    This appeal is prosecuted by a number of nieces and nephews who deny that the children of those nieces and nephews who died before the testator were entitled to participate in the estate. Their contention is that the phrase, "To be equally divided, share and share alike between all my nieces and nephews livingat the time of my death," creates a restricted class among whom there should be a per capita division, and that the continuing phrase, "or if any one of these nieces or nephews should bedead before this will is probated, their children, if there be any, shall have the part of such nieces or nephews as may be dead," does not enlarge that class but merely recognizes the right in the children of the devisees who died in the interim between testator's death and the probate of his will, to take their parents' share. In other words, that while this phrase recognizes a right of inheritance in some of the children of deceased nieces and nephews, such right is restricted to the children of such as survive the testator and die before the will is probated. It being further argued that the words of the first phrase, "to be divided between all my nieces and nephewsliving at the time of my death," control the continuing phrase, "or if any one of these nieces or nephews should be dead before this will is probated their children . . . shall have the part of such niece or nephew as may be dead," for the reason that the words "these" and *Page 138 "such" as used in the phrases, "these nieces and nephews" and "such nieces and nephews," clearly refer to a particular class of nieces and nephews and can only refer to "all my nieces andnephews living at the time of my death," as first used; that the testator by this language intended a per capita division among his devisees, and fixed a time and method of ascertaining the members of the class among whom he bestowed his bounty, to-wit: that all of this class who were living at the time of his death should share equally, the share of any one dying subsequently to go to his children.

    Taken literally, the language of the will is susceptible of this construction, but it seems to us that it is a refined rather than a practical construction. The testator had made special devises to such of his kindred as he desire to favor. No reason is shown for discrimination between the residuary devisees. It appears that he did not even know a great many of these; he could not tell which of his nieces and nephews would die earliest and it does not appear that he intended to penalize any particular set of great nieces or nephews. True a will speaks from the death of the testator, but as popularly understood little or no distinction is drawn in this respect between the time of his death and the date of the probate of his will. Most likely he used these interchangeably, and considered in connection with the context every word of which should be given some force and effect, it is evident that he did not regard this short interim.

    The first literary paragraph, "to be divided equally share and share alike between all my nieces and nephews living at the time of my death," is complete in itself. If the testator intended to restrict the devise to such beneficiaries as survived him, and to the children of such of these as died subsequently, there was no necessity of going further, and the succeeding phrases were mere surplusage. Naturally he did not regard them as an idle form, and their use indicates that he intended to include children of deceased nieces and nephews not embraced in the former phrase.
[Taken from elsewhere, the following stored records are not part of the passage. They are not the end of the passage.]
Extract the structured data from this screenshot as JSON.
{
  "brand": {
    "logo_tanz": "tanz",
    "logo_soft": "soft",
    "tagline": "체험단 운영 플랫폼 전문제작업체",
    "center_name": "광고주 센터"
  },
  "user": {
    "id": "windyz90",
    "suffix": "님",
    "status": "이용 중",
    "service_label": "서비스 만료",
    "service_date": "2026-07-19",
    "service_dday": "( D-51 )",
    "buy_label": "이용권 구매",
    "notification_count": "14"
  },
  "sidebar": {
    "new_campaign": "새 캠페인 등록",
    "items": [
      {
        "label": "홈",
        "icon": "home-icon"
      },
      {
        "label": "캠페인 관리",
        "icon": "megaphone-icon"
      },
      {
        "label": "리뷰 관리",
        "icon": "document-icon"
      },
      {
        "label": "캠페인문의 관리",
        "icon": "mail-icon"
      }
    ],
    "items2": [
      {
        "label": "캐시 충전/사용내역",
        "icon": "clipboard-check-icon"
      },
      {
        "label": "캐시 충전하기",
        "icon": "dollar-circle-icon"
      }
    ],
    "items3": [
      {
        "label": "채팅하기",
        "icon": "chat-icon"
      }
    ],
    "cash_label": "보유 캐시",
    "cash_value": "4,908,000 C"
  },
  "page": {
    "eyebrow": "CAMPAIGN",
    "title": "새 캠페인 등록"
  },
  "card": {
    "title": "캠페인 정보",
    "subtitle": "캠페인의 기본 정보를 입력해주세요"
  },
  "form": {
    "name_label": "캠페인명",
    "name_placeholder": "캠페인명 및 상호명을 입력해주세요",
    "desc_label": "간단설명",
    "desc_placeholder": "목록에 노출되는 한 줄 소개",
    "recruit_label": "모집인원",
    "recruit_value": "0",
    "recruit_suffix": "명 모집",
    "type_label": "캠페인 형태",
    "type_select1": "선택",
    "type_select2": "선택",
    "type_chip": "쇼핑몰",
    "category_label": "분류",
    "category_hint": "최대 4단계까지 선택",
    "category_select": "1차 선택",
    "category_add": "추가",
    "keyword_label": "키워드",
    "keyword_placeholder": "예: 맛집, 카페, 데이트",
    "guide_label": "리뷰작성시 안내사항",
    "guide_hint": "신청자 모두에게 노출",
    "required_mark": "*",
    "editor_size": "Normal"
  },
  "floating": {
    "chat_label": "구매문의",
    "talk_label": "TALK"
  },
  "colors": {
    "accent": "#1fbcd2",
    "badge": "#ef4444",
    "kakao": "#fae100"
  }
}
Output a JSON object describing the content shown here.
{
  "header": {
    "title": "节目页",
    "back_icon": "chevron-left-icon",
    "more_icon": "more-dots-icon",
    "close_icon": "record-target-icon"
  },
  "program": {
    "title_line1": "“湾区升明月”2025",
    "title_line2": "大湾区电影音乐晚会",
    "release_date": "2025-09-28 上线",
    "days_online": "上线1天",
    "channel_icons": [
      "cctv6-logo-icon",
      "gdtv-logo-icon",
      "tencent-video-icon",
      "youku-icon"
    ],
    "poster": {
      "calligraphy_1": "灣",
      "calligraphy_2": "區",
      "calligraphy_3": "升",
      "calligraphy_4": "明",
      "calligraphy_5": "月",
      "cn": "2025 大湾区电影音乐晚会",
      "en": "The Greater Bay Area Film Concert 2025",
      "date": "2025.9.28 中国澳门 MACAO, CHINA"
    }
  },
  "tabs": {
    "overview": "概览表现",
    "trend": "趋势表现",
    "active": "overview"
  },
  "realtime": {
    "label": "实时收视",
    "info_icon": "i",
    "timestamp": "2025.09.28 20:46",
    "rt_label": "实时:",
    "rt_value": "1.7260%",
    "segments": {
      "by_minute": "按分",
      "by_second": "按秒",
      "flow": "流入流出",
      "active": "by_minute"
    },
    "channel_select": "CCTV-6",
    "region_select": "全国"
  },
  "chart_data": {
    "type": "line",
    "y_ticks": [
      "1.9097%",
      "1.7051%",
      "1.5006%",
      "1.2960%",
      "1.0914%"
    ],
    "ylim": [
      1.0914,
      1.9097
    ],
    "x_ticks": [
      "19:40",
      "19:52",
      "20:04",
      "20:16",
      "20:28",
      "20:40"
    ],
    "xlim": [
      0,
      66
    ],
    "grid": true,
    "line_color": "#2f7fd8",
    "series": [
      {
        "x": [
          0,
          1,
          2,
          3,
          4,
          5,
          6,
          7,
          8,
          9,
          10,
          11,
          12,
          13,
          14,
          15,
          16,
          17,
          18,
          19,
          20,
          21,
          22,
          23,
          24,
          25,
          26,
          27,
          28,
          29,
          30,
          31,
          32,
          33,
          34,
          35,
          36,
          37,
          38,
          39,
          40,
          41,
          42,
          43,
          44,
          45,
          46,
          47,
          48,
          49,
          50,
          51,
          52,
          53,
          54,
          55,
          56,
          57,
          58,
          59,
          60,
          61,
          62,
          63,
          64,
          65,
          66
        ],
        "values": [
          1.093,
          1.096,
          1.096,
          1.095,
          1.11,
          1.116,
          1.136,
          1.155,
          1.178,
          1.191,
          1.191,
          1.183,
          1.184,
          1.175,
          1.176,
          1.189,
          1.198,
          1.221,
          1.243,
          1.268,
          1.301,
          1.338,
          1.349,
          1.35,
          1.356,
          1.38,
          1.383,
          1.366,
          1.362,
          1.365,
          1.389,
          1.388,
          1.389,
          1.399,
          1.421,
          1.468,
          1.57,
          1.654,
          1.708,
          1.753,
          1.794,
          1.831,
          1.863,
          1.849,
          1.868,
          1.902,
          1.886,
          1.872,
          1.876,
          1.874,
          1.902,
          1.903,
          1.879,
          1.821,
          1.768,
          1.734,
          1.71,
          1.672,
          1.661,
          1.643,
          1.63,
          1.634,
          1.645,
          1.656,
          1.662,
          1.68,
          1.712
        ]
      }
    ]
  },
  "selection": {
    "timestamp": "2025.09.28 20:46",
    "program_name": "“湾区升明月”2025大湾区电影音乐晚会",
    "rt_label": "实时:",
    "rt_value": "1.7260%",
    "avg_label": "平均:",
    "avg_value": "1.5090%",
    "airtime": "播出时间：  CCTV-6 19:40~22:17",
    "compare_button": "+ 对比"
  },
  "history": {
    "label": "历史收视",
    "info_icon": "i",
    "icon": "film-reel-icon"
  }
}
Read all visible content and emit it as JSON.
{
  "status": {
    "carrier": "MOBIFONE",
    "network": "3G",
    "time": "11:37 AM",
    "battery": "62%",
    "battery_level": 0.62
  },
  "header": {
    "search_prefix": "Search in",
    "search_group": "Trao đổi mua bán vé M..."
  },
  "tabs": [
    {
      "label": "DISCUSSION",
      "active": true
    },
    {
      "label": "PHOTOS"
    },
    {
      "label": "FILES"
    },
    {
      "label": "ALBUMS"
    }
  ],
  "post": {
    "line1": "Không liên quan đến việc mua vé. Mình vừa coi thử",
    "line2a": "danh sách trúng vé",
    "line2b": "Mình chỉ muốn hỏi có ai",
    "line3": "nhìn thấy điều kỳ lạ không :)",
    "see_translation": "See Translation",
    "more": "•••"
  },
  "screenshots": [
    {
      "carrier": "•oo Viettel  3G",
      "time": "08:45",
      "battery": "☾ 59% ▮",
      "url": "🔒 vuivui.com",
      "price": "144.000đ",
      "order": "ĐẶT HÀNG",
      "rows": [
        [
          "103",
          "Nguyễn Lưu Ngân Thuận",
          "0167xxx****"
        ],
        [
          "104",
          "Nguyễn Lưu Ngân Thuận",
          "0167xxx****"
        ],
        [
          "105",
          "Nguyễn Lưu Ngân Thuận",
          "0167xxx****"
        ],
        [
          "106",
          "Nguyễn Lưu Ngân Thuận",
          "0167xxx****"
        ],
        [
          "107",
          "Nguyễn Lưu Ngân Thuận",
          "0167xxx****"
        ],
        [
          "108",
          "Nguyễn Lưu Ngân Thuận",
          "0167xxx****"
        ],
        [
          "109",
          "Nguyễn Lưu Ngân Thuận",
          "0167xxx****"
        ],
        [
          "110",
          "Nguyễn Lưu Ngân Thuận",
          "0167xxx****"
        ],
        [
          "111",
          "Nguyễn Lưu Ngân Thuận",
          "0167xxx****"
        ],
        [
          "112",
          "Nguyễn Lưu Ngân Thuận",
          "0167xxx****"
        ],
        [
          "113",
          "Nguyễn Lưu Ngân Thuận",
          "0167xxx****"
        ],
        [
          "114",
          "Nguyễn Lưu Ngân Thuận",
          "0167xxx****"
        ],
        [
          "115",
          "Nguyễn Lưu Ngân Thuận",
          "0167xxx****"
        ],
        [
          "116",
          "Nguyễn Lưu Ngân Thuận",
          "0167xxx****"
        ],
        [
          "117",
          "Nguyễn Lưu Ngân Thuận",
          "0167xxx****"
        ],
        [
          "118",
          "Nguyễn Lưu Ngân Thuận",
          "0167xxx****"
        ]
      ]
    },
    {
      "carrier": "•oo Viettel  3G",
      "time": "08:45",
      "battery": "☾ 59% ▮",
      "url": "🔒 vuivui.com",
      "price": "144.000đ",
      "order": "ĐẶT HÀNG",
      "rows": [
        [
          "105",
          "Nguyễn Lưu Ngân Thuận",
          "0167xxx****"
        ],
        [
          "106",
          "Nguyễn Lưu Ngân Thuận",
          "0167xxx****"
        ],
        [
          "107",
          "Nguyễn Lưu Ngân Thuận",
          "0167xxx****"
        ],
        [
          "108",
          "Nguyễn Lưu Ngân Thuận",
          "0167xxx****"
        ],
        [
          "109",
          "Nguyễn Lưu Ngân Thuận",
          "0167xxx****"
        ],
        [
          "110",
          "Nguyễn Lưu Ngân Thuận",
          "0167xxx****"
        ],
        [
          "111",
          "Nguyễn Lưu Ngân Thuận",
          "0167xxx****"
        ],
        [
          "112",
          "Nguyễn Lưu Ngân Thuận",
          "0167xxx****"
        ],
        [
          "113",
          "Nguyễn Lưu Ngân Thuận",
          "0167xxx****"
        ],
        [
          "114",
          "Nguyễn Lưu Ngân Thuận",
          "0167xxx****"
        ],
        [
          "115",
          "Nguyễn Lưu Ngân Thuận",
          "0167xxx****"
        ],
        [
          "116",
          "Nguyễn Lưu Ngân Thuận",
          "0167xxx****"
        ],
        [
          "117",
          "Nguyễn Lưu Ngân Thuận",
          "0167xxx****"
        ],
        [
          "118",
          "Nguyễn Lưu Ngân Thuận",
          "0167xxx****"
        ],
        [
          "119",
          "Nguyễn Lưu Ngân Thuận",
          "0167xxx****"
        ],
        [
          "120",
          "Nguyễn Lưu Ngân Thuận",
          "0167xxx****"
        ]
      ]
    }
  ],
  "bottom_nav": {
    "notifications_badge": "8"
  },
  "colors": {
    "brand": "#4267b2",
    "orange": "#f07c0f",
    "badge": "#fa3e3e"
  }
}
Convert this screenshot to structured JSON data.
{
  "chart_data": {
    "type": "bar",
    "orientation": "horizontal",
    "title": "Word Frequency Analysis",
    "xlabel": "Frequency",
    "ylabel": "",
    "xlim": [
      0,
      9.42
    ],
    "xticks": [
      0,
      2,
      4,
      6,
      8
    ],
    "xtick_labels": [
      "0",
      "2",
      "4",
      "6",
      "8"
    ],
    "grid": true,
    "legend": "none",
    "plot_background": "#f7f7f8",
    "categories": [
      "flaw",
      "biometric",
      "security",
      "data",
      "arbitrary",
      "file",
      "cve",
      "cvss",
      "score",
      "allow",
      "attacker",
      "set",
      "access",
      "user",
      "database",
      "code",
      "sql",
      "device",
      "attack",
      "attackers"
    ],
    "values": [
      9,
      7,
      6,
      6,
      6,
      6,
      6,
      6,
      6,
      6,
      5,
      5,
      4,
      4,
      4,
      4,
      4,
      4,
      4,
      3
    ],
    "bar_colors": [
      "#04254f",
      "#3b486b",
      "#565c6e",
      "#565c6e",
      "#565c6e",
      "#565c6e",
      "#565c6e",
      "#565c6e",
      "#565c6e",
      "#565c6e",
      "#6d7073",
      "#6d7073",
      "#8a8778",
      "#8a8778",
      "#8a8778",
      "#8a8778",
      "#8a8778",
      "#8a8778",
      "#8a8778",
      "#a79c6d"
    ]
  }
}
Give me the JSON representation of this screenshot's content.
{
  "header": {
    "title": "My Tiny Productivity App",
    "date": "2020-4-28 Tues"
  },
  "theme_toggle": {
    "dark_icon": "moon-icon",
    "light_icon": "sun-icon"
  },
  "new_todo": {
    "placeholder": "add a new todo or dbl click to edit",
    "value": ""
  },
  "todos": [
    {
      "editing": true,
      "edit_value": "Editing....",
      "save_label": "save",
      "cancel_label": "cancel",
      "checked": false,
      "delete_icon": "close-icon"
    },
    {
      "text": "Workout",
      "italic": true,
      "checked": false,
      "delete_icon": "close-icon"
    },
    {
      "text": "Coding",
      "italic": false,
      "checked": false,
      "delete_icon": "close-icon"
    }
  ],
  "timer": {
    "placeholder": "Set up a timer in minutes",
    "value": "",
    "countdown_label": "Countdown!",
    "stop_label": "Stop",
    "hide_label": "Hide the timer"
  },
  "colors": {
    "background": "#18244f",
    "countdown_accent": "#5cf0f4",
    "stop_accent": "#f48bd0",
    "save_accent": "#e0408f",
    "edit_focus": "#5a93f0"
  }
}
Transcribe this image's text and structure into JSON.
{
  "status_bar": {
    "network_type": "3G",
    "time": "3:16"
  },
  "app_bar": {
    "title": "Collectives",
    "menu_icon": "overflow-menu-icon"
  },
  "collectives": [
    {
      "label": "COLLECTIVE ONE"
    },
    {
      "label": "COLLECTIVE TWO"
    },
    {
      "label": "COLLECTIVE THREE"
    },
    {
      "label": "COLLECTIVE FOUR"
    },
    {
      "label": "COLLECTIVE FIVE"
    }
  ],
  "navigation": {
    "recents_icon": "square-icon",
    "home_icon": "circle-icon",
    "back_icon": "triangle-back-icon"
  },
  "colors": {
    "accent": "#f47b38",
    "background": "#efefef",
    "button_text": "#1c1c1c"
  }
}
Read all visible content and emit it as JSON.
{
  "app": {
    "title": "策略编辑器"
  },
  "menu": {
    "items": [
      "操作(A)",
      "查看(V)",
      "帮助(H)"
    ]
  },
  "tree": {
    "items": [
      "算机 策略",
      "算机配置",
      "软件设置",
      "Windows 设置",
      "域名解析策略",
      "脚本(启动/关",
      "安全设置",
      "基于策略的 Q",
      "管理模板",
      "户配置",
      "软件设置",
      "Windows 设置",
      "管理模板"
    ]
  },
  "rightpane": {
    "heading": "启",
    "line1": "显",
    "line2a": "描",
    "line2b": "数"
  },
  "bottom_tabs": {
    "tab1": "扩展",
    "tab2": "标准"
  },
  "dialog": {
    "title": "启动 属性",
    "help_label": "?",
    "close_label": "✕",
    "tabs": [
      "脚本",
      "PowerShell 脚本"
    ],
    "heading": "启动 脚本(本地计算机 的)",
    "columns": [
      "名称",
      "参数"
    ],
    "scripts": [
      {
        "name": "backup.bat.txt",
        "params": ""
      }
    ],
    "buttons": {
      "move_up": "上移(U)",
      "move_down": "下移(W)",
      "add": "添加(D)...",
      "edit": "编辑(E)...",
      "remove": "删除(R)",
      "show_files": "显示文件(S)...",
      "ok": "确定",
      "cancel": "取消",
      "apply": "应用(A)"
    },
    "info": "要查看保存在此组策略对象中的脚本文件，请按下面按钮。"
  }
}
This is emphasized by the concluding phrase, "This item includes the nieces and nephews to whom I have given a special bequest, as well as any others I may have." The words "this item" are evidently used as synonymous with the words "this clause" and the words "any others" were used indifferently as applied to all nieces and nephews, and are *Page 139 not restricted to such as may be living at the testator's death, thus indicating that he meant for them to apply to all nieces and nephews living or dead, regardless of the time of the demise of such as were dead, and considering the will as a whole, we conclude that such was his intention.

    Wherefore, perceiving no error, the judgment is affirmed.

Document Info

Citation Numbers: 215 Ky. 136, 284 S.W. 1032

Judges: OPINION OF THE COURT BY JUDGE McCANDLESS

Filed Date: 6/15/1926

Precedential Status: Precedential

Modified Date: 4/8/2017